EXERCISE DETAILS | Return each line of the entries that holds the string "grid".

[Start of section]

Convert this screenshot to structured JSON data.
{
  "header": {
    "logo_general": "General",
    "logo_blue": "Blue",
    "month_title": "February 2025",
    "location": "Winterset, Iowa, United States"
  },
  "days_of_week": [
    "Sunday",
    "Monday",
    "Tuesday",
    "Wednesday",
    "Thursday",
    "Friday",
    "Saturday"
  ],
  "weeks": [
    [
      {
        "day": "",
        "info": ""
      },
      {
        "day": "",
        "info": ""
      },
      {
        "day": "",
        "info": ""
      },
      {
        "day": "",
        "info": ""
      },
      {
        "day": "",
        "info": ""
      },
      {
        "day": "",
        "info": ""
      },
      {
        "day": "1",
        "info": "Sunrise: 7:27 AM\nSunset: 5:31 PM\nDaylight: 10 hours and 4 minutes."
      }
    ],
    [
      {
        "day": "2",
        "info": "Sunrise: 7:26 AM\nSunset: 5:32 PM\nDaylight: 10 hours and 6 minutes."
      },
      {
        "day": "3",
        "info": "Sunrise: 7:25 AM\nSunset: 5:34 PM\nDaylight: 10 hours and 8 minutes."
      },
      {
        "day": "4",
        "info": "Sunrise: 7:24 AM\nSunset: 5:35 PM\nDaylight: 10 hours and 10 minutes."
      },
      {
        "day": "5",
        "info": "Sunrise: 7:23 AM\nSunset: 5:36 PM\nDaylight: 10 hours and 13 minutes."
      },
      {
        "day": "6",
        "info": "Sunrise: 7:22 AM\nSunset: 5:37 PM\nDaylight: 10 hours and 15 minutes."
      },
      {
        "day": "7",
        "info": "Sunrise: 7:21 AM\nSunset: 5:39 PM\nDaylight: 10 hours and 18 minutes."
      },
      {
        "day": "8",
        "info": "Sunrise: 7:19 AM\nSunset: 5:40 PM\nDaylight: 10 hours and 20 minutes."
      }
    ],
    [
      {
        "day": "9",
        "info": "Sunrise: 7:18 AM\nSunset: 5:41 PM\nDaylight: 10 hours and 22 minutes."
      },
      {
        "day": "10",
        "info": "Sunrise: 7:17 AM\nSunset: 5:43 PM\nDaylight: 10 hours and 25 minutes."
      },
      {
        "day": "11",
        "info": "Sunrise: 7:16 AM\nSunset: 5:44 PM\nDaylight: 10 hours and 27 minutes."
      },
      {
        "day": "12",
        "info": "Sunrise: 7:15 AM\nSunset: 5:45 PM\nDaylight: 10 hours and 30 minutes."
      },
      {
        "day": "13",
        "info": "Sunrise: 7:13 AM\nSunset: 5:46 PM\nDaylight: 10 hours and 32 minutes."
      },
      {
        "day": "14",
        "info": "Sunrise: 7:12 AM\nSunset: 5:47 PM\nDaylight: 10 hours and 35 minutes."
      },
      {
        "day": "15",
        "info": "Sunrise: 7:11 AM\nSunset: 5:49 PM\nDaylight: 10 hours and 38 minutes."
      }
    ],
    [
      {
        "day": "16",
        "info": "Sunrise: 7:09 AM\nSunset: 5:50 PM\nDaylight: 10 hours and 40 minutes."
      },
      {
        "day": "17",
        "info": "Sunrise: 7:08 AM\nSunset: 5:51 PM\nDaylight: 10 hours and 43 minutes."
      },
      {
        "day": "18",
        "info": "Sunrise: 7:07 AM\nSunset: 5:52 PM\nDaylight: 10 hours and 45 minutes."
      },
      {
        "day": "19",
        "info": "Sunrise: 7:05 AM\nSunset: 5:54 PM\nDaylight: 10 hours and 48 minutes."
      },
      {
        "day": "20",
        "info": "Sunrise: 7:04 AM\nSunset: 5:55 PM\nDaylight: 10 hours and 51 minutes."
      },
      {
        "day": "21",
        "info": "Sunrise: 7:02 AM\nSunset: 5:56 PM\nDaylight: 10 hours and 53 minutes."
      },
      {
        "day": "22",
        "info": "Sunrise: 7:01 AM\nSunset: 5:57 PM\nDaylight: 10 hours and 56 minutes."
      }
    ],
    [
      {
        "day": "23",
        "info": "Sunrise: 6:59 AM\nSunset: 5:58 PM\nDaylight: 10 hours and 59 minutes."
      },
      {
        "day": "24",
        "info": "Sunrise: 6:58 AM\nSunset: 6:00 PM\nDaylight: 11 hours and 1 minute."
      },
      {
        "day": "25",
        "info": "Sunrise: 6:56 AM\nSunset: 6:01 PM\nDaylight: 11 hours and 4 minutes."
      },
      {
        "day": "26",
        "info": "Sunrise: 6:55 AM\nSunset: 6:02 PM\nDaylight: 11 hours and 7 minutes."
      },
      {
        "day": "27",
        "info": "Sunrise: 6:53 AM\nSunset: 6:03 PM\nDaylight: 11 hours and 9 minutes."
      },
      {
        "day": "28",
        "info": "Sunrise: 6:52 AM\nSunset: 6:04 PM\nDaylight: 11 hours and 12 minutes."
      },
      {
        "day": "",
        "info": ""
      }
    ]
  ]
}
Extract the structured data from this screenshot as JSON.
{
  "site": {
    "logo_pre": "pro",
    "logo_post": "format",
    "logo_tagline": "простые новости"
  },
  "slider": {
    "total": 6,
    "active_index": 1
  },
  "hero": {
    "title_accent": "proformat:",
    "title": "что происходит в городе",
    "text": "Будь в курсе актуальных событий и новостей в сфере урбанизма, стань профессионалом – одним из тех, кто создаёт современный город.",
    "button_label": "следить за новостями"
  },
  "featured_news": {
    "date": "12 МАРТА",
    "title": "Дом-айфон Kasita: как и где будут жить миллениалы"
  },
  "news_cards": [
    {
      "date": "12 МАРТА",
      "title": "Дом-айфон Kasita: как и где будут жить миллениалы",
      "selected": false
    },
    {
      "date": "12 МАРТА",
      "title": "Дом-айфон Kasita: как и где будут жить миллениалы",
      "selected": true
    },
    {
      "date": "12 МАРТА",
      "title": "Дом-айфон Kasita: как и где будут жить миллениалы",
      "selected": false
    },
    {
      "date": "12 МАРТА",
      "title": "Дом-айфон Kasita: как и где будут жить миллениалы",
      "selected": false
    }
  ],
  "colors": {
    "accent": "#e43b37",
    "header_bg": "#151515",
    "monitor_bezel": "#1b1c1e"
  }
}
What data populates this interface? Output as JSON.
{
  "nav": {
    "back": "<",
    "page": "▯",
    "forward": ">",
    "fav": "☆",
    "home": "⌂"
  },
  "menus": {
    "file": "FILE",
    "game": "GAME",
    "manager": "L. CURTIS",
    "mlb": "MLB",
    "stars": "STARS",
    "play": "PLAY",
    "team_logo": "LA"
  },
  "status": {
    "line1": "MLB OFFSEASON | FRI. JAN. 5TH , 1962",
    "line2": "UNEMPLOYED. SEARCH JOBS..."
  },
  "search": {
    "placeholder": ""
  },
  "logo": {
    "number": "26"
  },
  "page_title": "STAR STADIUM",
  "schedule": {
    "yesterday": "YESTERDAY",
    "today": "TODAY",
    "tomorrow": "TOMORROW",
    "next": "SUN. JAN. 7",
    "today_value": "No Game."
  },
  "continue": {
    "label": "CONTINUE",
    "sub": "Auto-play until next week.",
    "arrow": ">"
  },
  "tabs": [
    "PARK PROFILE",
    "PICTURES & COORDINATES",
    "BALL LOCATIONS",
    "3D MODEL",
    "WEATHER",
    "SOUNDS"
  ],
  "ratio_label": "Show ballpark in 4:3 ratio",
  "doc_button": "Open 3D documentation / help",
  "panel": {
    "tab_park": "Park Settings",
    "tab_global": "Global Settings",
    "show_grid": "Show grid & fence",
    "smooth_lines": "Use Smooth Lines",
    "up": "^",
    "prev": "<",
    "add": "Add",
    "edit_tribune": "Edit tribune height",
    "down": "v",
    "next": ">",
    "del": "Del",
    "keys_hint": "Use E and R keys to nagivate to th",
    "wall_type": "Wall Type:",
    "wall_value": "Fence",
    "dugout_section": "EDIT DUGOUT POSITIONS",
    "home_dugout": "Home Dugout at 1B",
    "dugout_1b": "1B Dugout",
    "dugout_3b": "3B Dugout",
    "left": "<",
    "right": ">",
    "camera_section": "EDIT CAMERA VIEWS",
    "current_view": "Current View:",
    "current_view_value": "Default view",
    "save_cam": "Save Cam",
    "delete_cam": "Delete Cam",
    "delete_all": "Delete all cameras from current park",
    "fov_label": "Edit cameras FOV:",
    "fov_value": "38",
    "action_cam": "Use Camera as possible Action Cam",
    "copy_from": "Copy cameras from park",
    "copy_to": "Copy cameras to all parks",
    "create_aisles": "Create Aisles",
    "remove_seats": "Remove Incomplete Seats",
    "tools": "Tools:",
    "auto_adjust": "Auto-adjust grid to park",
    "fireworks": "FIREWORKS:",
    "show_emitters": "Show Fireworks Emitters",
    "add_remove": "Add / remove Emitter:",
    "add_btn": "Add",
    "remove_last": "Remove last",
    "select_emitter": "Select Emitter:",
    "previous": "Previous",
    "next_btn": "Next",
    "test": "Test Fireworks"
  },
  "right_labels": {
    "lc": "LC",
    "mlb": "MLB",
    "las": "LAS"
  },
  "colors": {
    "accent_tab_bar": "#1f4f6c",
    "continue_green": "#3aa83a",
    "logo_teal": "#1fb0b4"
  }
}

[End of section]

RESPONSE TO THIS EXERCISE |
    "show_grid": "Show grid & fence",
    "auto_adjust": "Auto-adjust grid to park",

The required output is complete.